_EXERCISE INSTRUCTIONS_
Images do not belong in the copy. Retype all the entries below exactly.

%%

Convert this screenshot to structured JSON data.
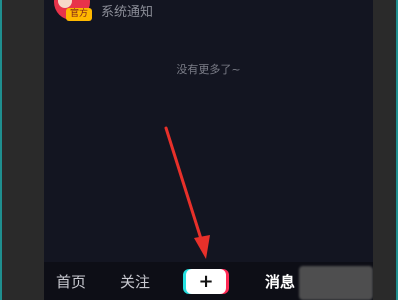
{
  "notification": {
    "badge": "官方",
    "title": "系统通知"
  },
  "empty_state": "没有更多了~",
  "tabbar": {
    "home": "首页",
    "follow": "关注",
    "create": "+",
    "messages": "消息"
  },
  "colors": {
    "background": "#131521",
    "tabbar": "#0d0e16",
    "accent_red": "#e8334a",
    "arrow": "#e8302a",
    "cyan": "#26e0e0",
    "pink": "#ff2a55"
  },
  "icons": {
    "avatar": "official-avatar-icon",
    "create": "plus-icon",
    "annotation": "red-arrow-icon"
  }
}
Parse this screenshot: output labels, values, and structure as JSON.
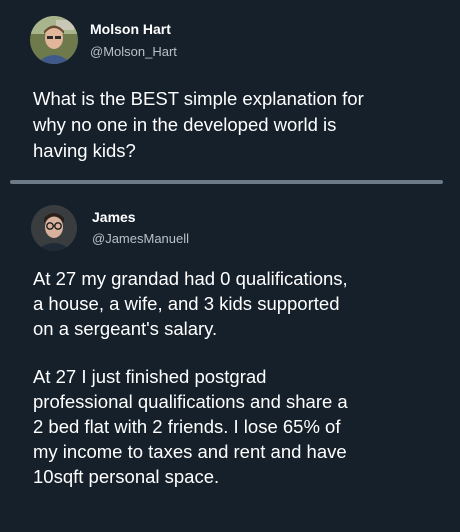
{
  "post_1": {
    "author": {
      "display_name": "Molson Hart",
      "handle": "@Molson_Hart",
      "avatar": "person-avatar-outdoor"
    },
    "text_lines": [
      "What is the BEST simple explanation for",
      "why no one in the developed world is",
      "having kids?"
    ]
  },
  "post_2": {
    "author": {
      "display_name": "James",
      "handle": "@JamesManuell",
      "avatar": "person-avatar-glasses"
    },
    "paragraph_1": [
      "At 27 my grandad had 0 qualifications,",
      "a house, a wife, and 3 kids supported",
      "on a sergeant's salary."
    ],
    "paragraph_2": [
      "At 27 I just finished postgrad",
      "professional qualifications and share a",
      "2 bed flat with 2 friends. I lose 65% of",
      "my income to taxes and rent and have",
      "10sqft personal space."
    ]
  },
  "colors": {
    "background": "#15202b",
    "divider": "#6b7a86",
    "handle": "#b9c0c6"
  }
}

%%

_REPLY_
Convert this screenshot to structured JSON data.
{
  "notification": {
    "badge": "官方",
    "title": "系统通知"
  },
  "empty_state": "没有更多了~",
  "tabbar": {
    "home": "首页",
    "follow": "关注",
    "create": "+",
    "messages": "消息"
  },
  "colors": {
    "background": "#131521",
    "tabbar": "#0d0e16",
    "accent_red": "#e8334a",
    "arrow": "#e8302a",
    "cyan": "#26e0e0",
    "pink": "#ff2a55"
  },
  "icons": {
    "avatar": "official-avatar-icon",
    "create": "plus-icon",
    "annotation": "red-arrow-icon"
  }
}
Parse this screenshot: output labels, values, and structure as JSON.
{
  "post_1": {
    "author": {
      "display_name": "Molson Hart",
      "handle": "@Molson_Hart",
      "avatar": "person-avatar-outdoor"
    },
    "text_lines": [
      "What is the BEST simple explanation for",
      "why no one in the developed world is",
      "having kids?"
    ]
  },
  "post_2": {
    "author": {
      "display_name": "James",
      "handle": "@JamesManuell",
      "avatar": "person-avatar-glasses"
    },
    "paragraph_1": [
      "At 27 my grandad had 0 qualifications,",
      "a house, a wife, and 3 kids supported",
      "on a sergeant's salary."
    ],
    "paragraph_2": [
      "At 27 I just finished postgrad",
      "professional qualifications and share a",
      "2 bed flat with 2 friends. I lose 65% of",
      "my income to taxes and rent and have",
      "10sqft personal space."
    ]
  },
  "colors": {
    "background": "#15202b",
    "divider": "#6b7a86",
    "handle": "#b9c0c6"
  }
}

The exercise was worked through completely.